Natural killer (NK) cells play a critical role in controlling malignancies. Susceptibility or resistance to lung cancer, for example, specifically depends on NK cell function. Nevertheless, intrinsic factors that control NK cell-mediated clearance of lung cancer are unknown. Here we report that NK cells exposed to exogenous major histocompatibility class I (MHCI) provide a significant immunologic barrier to the growth and progression of malignancy. Clearance of lung cancer is facilitated by up-regulation of NKG2D, NKp46, and other activating receptors upon exposure to environmental MHCI. Surface expression of the inhibitory receptor Ly49C/I, on the other hand, is down-regulated upon exposure to tumor-bearing tissue. We thus demonstrate that NK cells exhibit dynamic plasticity in surface expression of both activating and inhibitory receptors based on the environmental context. Our data suggest that altering the activation state of NK cells may contribute to immunologic control of lung and possibly other cancers.
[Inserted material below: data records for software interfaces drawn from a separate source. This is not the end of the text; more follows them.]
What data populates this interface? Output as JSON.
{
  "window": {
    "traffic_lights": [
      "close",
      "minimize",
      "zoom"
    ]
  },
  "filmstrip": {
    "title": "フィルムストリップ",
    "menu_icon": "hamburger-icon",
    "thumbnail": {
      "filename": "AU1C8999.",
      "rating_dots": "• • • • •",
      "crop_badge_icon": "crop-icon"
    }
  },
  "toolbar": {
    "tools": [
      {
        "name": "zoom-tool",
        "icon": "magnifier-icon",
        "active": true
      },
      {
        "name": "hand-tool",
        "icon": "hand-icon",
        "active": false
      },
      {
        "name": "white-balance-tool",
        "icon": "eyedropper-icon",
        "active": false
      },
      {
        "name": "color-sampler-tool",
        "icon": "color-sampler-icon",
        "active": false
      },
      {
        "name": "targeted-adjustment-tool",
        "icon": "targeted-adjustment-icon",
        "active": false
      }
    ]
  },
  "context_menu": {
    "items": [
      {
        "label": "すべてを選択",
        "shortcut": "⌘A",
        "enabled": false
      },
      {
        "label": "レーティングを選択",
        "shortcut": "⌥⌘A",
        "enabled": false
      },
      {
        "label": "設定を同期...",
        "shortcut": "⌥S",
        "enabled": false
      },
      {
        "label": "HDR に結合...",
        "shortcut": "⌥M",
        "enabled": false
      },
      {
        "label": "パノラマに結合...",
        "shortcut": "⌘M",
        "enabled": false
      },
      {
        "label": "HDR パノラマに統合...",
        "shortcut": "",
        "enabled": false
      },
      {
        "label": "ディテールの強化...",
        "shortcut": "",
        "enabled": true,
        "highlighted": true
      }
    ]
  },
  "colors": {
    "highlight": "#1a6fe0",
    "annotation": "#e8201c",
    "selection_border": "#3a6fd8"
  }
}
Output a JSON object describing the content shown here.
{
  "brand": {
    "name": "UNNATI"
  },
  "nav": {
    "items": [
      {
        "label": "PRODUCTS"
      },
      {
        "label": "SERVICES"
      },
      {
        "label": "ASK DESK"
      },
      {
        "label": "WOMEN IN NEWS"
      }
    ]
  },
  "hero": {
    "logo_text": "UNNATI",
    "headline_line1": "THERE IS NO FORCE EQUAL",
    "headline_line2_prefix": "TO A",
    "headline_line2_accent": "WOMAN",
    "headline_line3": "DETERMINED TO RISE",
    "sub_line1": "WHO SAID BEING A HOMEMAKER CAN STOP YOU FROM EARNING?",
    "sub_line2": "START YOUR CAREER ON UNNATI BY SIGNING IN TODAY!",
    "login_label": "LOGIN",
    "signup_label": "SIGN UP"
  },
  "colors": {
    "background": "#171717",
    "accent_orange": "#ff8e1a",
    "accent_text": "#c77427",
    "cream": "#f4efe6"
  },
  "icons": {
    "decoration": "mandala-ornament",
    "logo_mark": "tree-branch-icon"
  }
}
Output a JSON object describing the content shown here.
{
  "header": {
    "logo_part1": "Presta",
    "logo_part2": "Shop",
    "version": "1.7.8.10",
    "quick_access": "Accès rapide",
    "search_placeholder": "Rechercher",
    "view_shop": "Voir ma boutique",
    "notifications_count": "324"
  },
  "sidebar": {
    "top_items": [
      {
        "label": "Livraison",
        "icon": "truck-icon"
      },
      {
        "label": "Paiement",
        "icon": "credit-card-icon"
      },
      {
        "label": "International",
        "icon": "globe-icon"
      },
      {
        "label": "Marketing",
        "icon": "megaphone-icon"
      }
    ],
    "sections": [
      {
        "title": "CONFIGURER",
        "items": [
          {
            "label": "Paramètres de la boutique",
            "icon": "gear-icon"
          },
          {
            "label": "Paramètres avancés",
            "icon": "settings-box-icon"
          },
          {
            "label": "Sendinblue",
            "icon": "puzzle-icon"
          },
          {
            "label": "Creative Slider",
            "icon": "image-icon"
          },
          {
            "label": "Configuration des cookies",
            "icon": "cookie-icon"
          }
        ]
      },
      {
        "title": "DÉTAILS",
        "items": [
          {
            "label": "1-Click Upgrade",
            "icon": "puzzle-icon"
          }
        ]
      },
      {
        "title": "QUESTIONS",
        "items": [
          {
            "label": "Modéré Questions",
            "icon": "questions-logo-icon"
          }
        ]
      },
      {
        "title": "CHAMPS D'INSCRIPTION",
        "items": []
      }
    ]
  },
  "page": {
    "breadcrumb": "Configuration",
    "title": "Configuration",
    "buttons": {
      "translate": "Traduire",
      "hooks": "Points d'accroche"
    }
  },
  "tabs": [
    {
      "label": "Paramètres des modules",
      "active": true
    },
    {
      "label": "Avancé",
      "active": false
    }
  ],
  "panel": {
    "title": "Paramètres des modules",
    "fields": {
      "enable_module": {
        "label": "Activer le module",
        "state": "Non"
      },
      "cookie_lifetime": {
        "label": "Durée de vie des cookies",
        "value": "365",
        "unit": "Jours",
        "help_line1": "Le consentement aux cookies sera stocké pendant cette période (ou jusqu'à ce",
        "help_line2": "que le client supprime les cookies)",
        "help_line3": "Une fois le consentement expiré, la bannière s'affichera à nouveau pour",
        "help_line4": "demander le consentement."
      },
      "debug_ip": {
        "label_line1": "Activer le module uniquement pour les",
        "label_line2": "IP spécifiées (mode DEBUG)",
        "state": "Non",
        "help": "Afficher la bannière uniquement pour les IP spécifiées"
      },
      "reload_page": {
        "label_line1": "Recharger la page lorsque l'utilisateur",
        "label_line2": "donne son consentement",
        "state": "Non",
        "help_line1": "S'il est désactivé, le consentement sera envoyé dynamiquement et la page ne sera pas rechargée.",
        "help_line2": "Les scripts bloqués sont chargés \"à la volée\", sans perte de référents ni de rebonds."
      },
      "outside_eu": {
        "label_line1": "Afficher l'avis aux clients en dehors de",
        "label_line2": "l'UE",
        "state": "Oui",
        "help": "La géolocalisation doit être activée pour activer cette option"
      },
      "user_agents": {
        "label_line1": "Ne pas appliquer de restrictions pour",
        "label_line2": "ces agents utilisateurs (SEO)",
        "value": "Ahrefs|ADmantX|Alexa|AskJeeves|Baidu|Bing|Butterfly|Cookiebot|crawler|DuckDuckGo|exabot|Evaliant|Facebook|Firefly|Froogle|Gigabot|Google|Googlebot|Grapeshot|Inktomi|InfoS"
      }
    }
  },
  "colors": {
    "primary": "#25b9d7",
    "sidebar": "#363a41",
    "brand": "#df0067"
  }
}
Keywords: NK cells; immunosurveillance; immunotherapy; lung cancer; tumor immunology.